Task directions:
Your task is to copy each line of the material that includes "heat".
*** Opening Records to process ***
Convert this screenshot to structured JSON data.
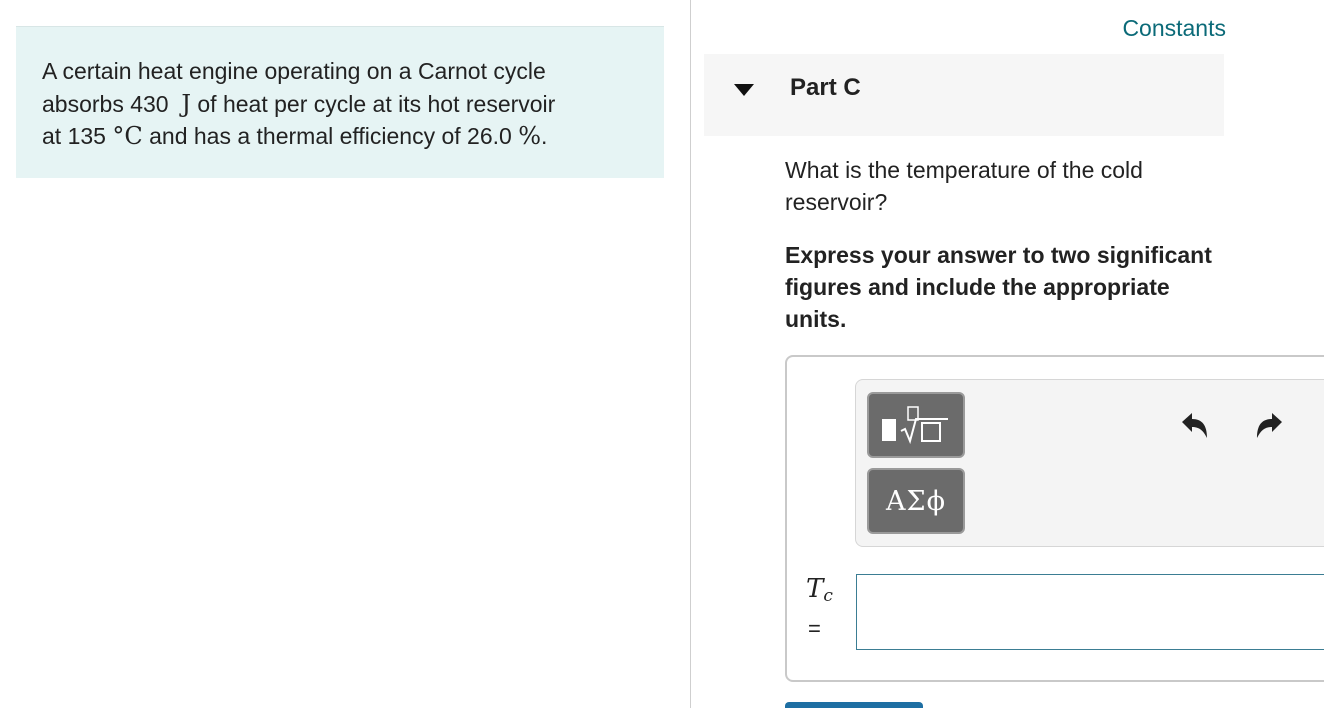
{
  "problem": {
    "line1": "A certain heat engine operating on a Carnot cycle",
    "line2_pre": "absorbs 430",
    "line2_unit": "J",
    "line2_post": "of heat per cycle at its hot reservoir",
    "line3_pre": "at 135",
    "line3_unit": "°C",
    "line3_mid": "and has a thermal efficiency of 26.0",
    "line3_percent": "%",
    "line3_end": "."
  },
  "constants_link": "Constants",
  "part": {
    "title": "Part C",
    "question": "What is the temperature of the cold reservoir?",
    "instruction": "Express your answer to two significant figures and include the appropriate units."
  },
  "answer": {
    "variable": "T",
    "subscript": "c",
    "equals": "=",
    "value": "",
    "symbols_label": "ΑΣϕ"
  },
  "icons": {
    "caret": "caret-down-icon",
    "templates": "templates-icon",
    "undo": "undo-icon",
    "redo": "redo-icon"
  },
  "colors": {
    "problem_bg": "#e6f4f4",
    "link": "#0b6a78",
    "input_border": "#3b7d93",
    "tool_button": "#6b6b6b"
  }
}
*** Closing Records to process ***
Reply to the exercise:
    "line1": "A certain heat engine operating on a Carnot cycle",
    "line2_post": "of heat per cycle at its hot reservoir",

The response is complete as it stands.